START DATA LISTING

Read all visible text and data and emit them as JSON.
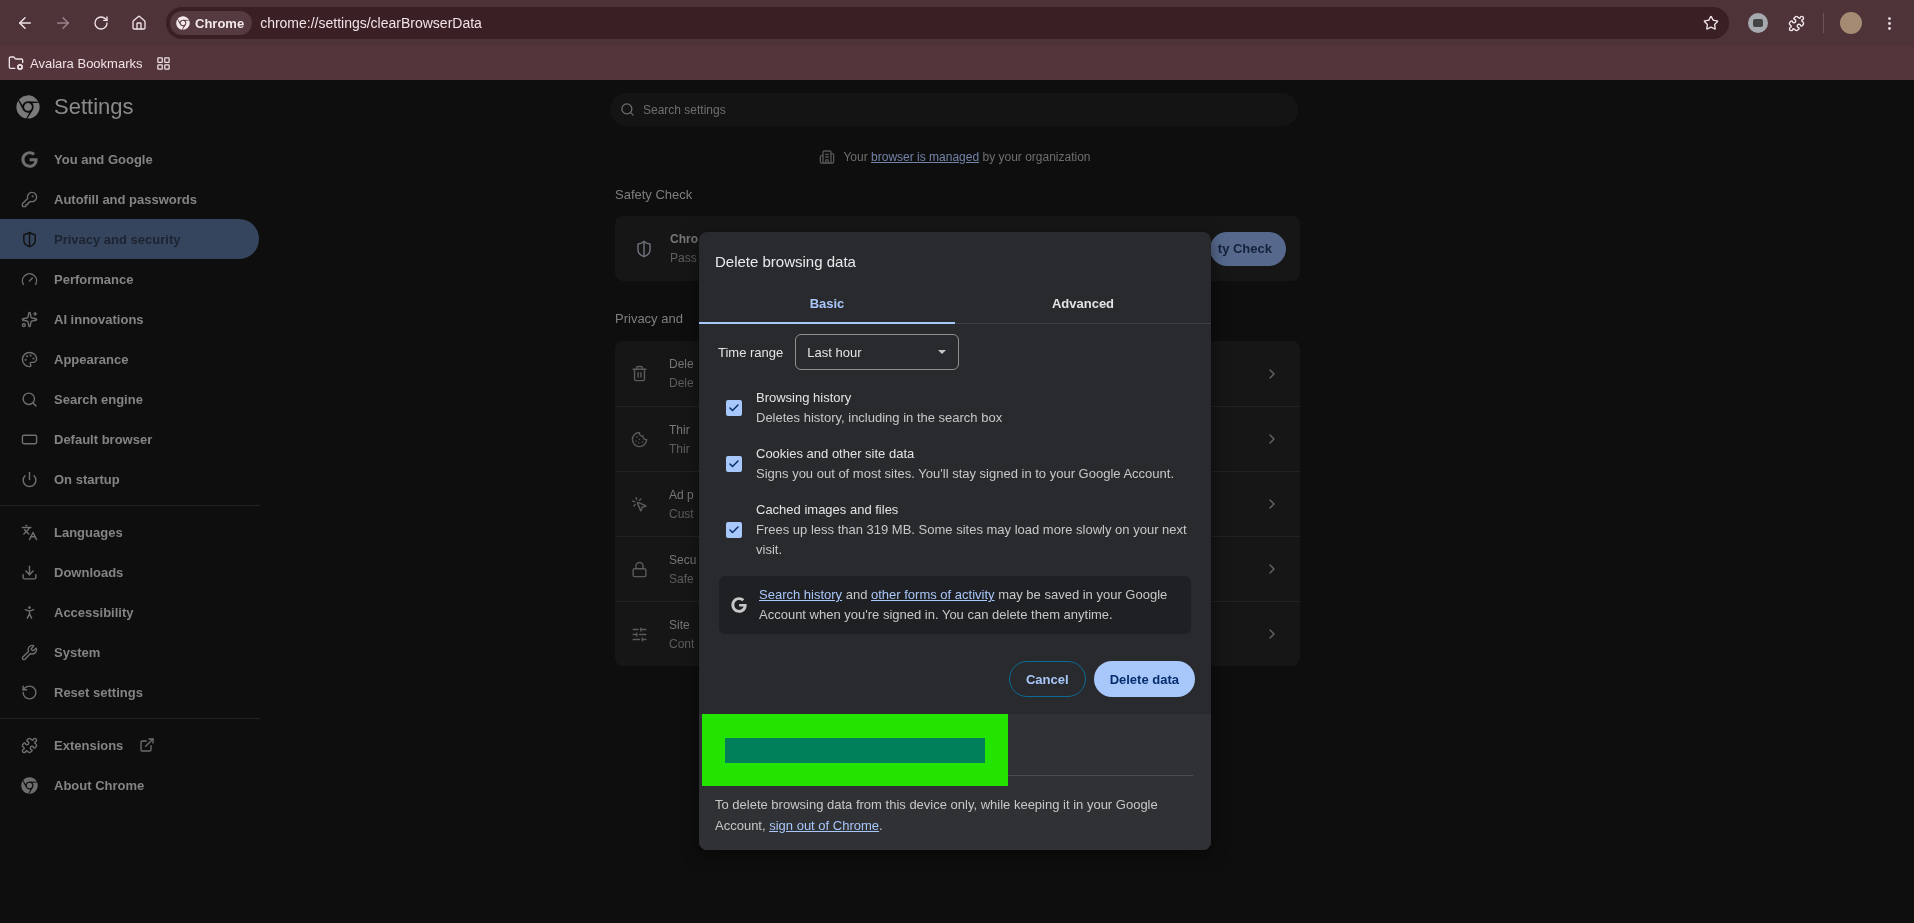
{
  "browser": {
    "omnibox": {
      "chip": "Chrome",
      "url": "chrome://settings/clearBrowserData",
      "starred": false
    },
    "bookmarks": [
      {
        "label": "Avalara Bookmarks"
      }
    ]
  },
  "sidebar": {
    "title": "Settings",
    "groups": [
      [
        {
          "label": "You and Google",
          "selected": false,
          "external": false
        },
        {
          "label": "Autofill and passwords",
          "selected": false,
          "external": false
        },
        {
          "label": "Privacy and security",
          "selected": true,
          "external": false
        },
        {
          "label": "Performance",
          "selected": false,
          "external": false
        },
        {
          "label": "AI innovations",
          "selected": false,
          "external": false
        },
        {
          "label": "Appearance",
          "selected": false,
          "external": false
        },
        {
          "label": "Search engine",
          "selected": false,
          "external": false
        },
        {
          "label": "Default browser",
          "selected": false,
          "external": false
        },
        {
          "label": "On startup",
          "selected": false,
          "external": false
        }
      ],
      [
        {
          "label": "Languages",
          "selected": false,
          "external": false
        },
        {
          "label": "Downloads",
          "selected": false,
          "external": false
        },
        {
          "label": "Accessibility",
          "selected": false,
          "external": false
        },
        {
          "label": "System",
          "selected": false,
          "external": false
        },
        {
          "label": "Reset settings",
          "selected": false,
          "external": false
        }
      ],
      [
        {
          "label": "Extensions",
          "selected": false,
          "external": true
        },
        {
          "label": "About Chrome",
          "selected": false,
          "external": false
        }
      ]
    ]
  },
  "main": {
    "search": {
      "placeholder": "Search settings"
    },
    "managed_notice": [
      {
        "text": "Your",
        "link": false
      },
      {
        "text": "browser is managed",
        "link": true
      },
      {
        "text": "by your organization",
        "link": false
      }
    ],
    "safety_check": {
      "heading": "Safety Check",
      "title": "Chro",
      "subtitle": "Pass",
      "button": "ty Check"
    },
    "privacy": {
      "heading": "Privacy and",
      "rows": [
        {
          "title": "Dele",
          "subtitle": "Dele"
        },
        {
          "title": "Thir",
          "subtitle": "Thir"
        },
        {
          "title": "Ad p",
          "subtitle": "Cust"
        },
        {
          "title": "Secu",
          "subtitle": "Safe"
        },
        {
          "title": "Site",
          "subtitle": "Cont"
        }
      ]
    }
  },
  "dialog": {
    "title": "Delete browsing data",
    "tabs": [
      {
        "label": "Basic",
        "selected": true
      },
      {
        "label": "Advanced",
        "selected": false
      }
    ],
    "time_range": {
      "label": "Time range",
      "value": "Last hour"
    },
    "options": [
      {
        "title": "Browsing history",
        "description": "Deletes history, including in the search box",
        "checked": true
      },
      {
        "title": "Cookies and other site data",
        "description": "Signs you out of most sites. You'll stay signed in to your Google Account.",
        "checked": true
      },
      {
        "title": "Cached images and files",
        "description": "Frees up less than 319 MB. Some sites may load more slowly on your next visit.",
        "checked": true
      }
    ],
    "notice": [
      {
        "text": "Search history",
        "link": true
      },
      {
        "text": " and ",
        "link": false
      },
      {
        "text": "other forms of activity",
        "link": true
      },
      {
        "text": " may be saved in your Google Account when you're signed in. You can delete them anytime.",
        "link": false
      }
    ],
    "buttons": [
      {
        "label": "Cancel",
        "kind": "outlined"
      },
      {
        "label": "Delete data",
        "kind": "filled"
      }
    ],
    "redacted": true,
    "footer": [
      {
        "text": "To delete browsing data from this device only, while keeping it in your Google Account, ",
        "link": false
      },
      {
        "text": "sign out of Chrome",
        "link": true
      },
      {
        "text": ".",
        "link": false
      }
    ]
  }
}
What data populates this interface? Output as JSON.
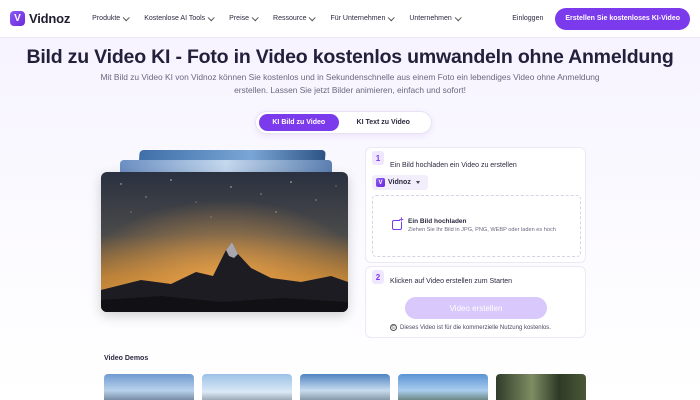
{
  "nav": {
    "logo_text": "Vidnoz",
    "logo_icon": "vidnoz-logo-icon",
    "items": [
      {
        "label": "Produkte"
      },
      {
        "label": "Kostenlose AI Tools"
      },
      {
        "label": "Preise"
      },
      {
        "label": "Ressource"
      },
      {
        "label": "Für Unternehmen"
      },
      {
        "label": "Unternehmen"
      }
    ],
    "login_label": "Einloggen",
    "cta_label": "Erstellen Sie kostenloses KI-Video"
  },
  "hero": {
    "title": "Bild zu Video KI - Foto in Video kostenlos umwandeln ohne Anmeldung",
    "subtitle": "Mit Bild zu Video KI von Vidnoz können Sie kostenlos und in Sekundenschnelle aus einem Foto ein lebendiges Video ohne Anmeldung erstellen. Lassen Sie jetzt Bilder animieren, einfach und sofort!"
  },
  "tabs": [
    {
      "label": "KI Bild zu Video",
      "active": true
    },
    {
      "label": "KI Text zu Video",
      "active": false
    }
  ],
  "step1": {
    "number": "1",
    "title": "Ein Bild hochladen ein Video zu erstellen",
    "select_value": "Vidnoz",
    "upload_title": "Ein Bild hochladen",
    "upload_hint": "Ziehen Sie Ihr Bild in JPG, PNG, WEBP oder laden es hoch"
  },
  "step2": {
    "number": "2",
    "title": "Klicken auf Video erstellen zum Starten",
    "button_label": "Video erstellen",
    "note": "Dieses Video ist für die kommerzielle Nutzung kostenlos."
  },
  "demos": {
    "label": "Video Demos"
  },
  "colors": {
    "accent": "#7c3aed",
    "button_disabled": "#d9c8fb",
    "background": "#f6f2ff"
  }
}
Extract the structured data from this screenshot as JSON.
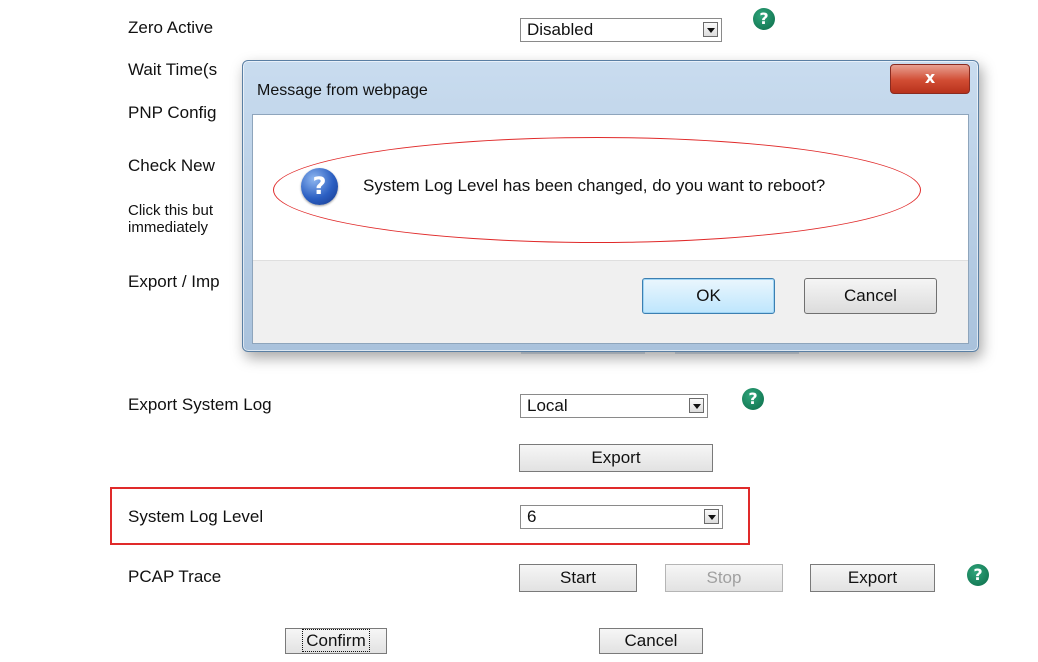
{
  "page": {
    "rows": {
      "zero_active": {
        "label": "Zero Active",
        "value": "Disabled"
      },
      "wait_time": {
        "label": "Wait Time(s"
      },
      "pnp_config": {
        "label": "PNP Config"
      },
      "check_new": {
        "label": "Check New"
      },
      "click_note": {
        "label": "Click this but immediately"
      },
      "export_import": {
        "label": "Export / Imp"
      },
      "export_system_log": {
        "label": "Export System Log",
        "value": "Local",
        "export_button": "Export"
      },
      "system_log_level": {
        "label": "System Log Level",
        "value": "6"
      },
      "pcap_trace": {
        "label": "PCAP Trace",
        "start": "Start",
        "stop": "Stop",
        "export": "Export"
      }
    },
    "actions": {
      "confirm": "Confirm",
      "cancel": "Cancel"
    },
    "help_glyph": "?"
  },
  "dialog": {
    "title": "Message from webpage",
    "close_glyph": "x",
    "icon_glyph": "?",
    "message": "System Log Level has been changed, do you want to reboot?",
    "ok_label": "OK",
    "cancel_label": "Cancel"
  },
  "colors": {
    "highlight": "#e02a2a",
    "help_icon": "#0b6b48",
    "dialog_frame": "#a9c2dc",
    "close_button": "#d14c33"
  }
}
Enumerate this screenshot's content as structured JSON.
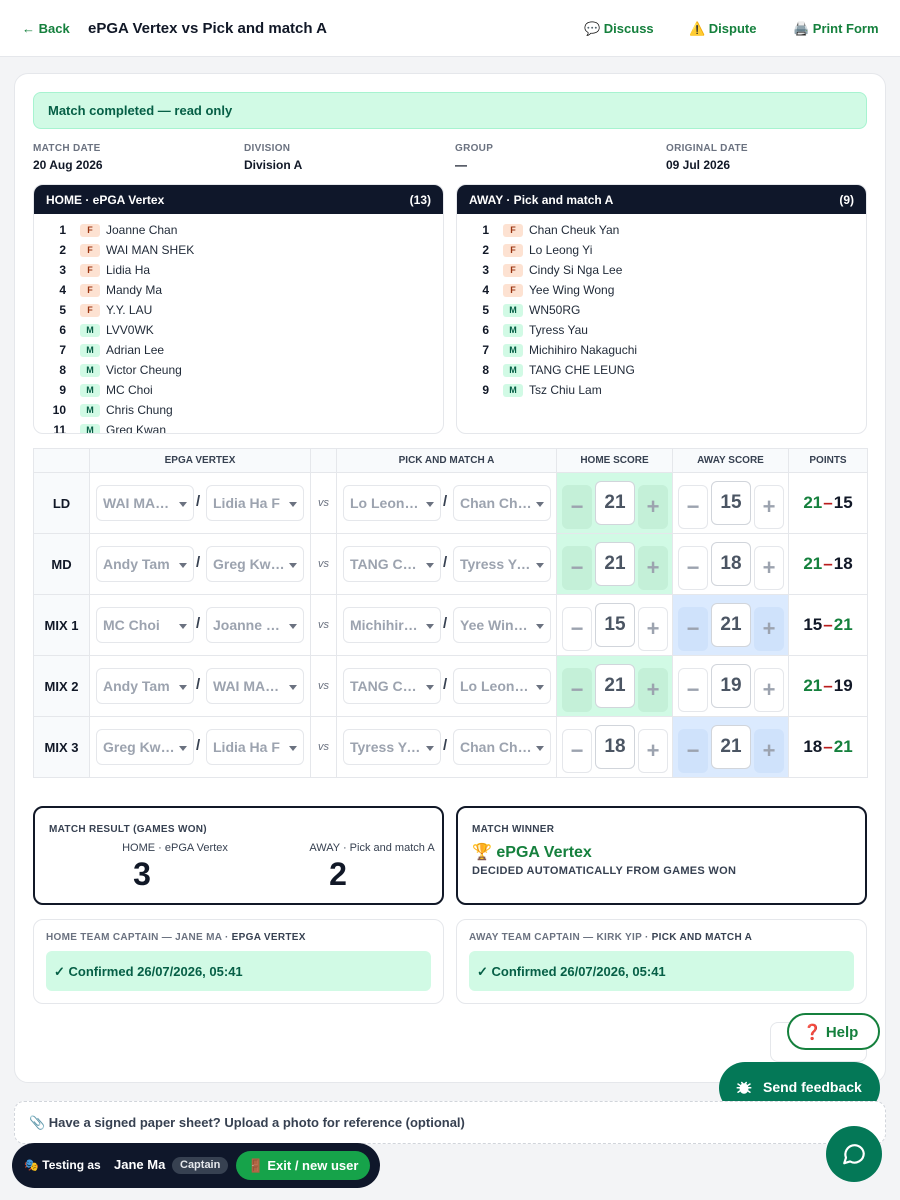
{
  "header": {
    "back_label": "← Back",
    "title": "ePGA Vertex vs Pick and match A",
    "discuss_label": "💬 Discuss",
    "dispute_label": "⚠️ Dispute",
    "print_label": "🖨️ Print Form"
  },
  "banner": "Match completed — read only",
  "meta": [
    {
      "label": "MATCH DATE",
      "value": "20 Aug 2026"
    },
    {
      "label": "DIVISION",
      "value": "Division A"
    },
    {
      "label": "GROUP",
      "value": "—"
    },
    {
      "label": "ORIGINAL DATE",
      "value": "09 Jul 2026"
    }
  ],
  "home_roster": {
    "title": "HOME · ePGA Vertex",
    "count": "(13)",
    "players": [
      {
        "n": "1",
        "g": "F",
        "name": "Joanne Chan"
      },
      {
        "n": "2",
        "g": "F",
        "name": "WAI MAN SHEK"
      },
      {
        "n": "3",
        "g": "F",
        "name": "Lidia Ha"
      },
      {
        "n": "4",
        "g": "F",
        "name": "Mandy Ma"
      },
      {
        "n": "5",
        "g": "F",
        "name": "Y.Y. LAU"
      },
      {
        "n": "6",
        "g": "M",
        "name": "LVV0WK"
      },
      {
        "n": "7",
        "g": "M",
        "name": "Adrian Lee"
      },
      {
        "n": "8",
        "g": "M",
        "name": "Victor Cheung"
      },
      {
        "n": "9",
        "g": "M",
        "name": "MC Choi"
      },
      {
        "n": "10",
        "g": "M",
        "name": "Chris Chung"
      },
      {
        "n": "11",
        "g": "M",
        "name": "Greg Kwan"
      }
    ]
  },
  "away_roster": {
    "title": "AWAY · Pick and match A",
    "count": "(9)",
    "players": [
      {
        "n": "1",
        "g": "F",
        "name": "Chan Cheuk Yan"
      },
      {
        "n": "2",
        "g": "F",
        "name": "Lo Leong Yi"
      },
      {
        "n": "3",
        "g": "F",
        "name": "Cindy Si Nga Lee"
      },
      {
        "n": "4",
        "g": "F",
        "name": "Yee Wing Wong"
      },
      {
        "n": "5",
        "g": "M",
        "name": "WN50RG"
      },
      {
        "n": "6",
        "g": "M",
        "name": "Tyress Yau"
      },
      {
        "n": "7",
        "g": "M",
        "name": "Michihiro Nakaguchi"
      },
      {
        "n": "8",
        "g": "M",
        "name": "TANG CHE LEUNG"
      },
      {
        "n": "9",
        "g": "M",
        "name": "Tsz Chiu Lam"
      }
    ]
  },
  "games_table": {
    "headers": [
      "",
      "EPGA VERTEX",
      "",
      "PICK AND MATCH A",
      "HOME SCORE",
      "AWAY SCORE",
      "POINTS"
    ],
    "vs": "vs",
    "slash": "/",
    "minus": "−",
    "plus": "+",
    "dash": "–",
    "rows": [
      {
        "label": "LD",
        "h1": "WAI MAN SHEK",
        "h2": "Lidia Ha F",
        "a1": "Lo Leong Yi",
        "a2": "Chan Cheuk Yan",
        "hs": "21",
        "as": "15",
        "winner": "home"
      },
      {
        "label": "MD",
        "h1": "Andy Tam",
        "h2": "Greg Kwan",
        "a1": "TANG CHE LEUNG",
        "a2": "Tyress Yau",
        "hs": "21",
        "as": "18",
        "winner": "home"
      },
      {
        "label": "MIX 1",
        "h1": "MC Choi",
        "h2": "Joanne Chan",
        "a1": "Michihiro Nakaguchi",
        "a2": "Yee Wing Wong",
        "hs": "15",
        "as": "21",
        "winner": "away"
      },
      {
        "label": "MIX 2",
        "h1": "Andy Tam",
        "h2": "WAI MAN SHEK",
        "a1": "TANG CHE LEUNG",
        "a2": "Lo Leong Yi",
        "hs": "21",
        "as": "19",
        "winner": "home"
      },
      {
        "label": "MIX 3",
        "h1": "Greg Kwan",
        "h2": "Lidia Ha F",
        "a1": "Tyress Yau",
        "a2": "Chan Cheuk Yan",
        "hs": "18",
        "as": "21",
        "winner": "away"
      }
    ]
  },
  "result": {
    "label": "MATCH RESULT (GAMES WON)",
    "home_label": "HOME · ePGA Vertex",
    "home_games": "3",
    "away_label": "AWAY · Pick and match A",
    "away_games": "2"
  },
  "winner": {
    "label": "MATCH WINNER",
    "name": "🏆 ePGA Vertex",
    "note": "DECIDED AUTOMATICALLY FROM GAMES WON"
  },
  "captains": {
    "home_label": "HOME TEAM CAPTAIN — JANE MA · ",
    "home_team": "EPGA VERTEX",
    "home_status": "✓ Confirmed 26/07/2026, 05:41",
    "away_label": "AWAY TEAM CAPTAIN — KIRK YIP · ",
    "away_team": "PICK AND MATCH A",
    "away_status": "✓ Confirmed 26/07/2026, 05:41"
  },
  "help_label": "❓ Help",
  "feedback_label": "Send feedback",
  "upload_label": "📎 Have a signed paper sheet? Upload a photo for reference (optional)",
  "testing": {
    "prefix": "🎭 Testing as",
    "name": "Jane Ma",
    "role": "Captain",
    "exit_label": "🚪 Exit / new user"
  },
  "colors": {
    "accent": "#15803d",
    "home_win": "#d1fae5",
    "away_win": "#dbeafe",
    "dark": "#0f172a"
  },
  "icons": {
    "feedback": "bug-icon",
    "chat": "chat-bubble-icon"
  }
}
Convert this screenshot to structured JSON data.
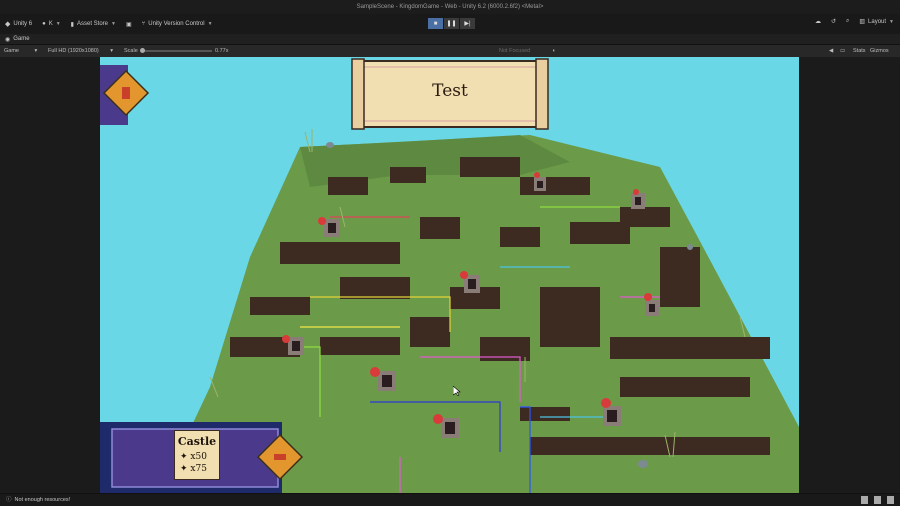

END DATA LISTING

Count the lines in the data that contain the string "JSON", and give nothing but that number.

RESPONSE AREA: 5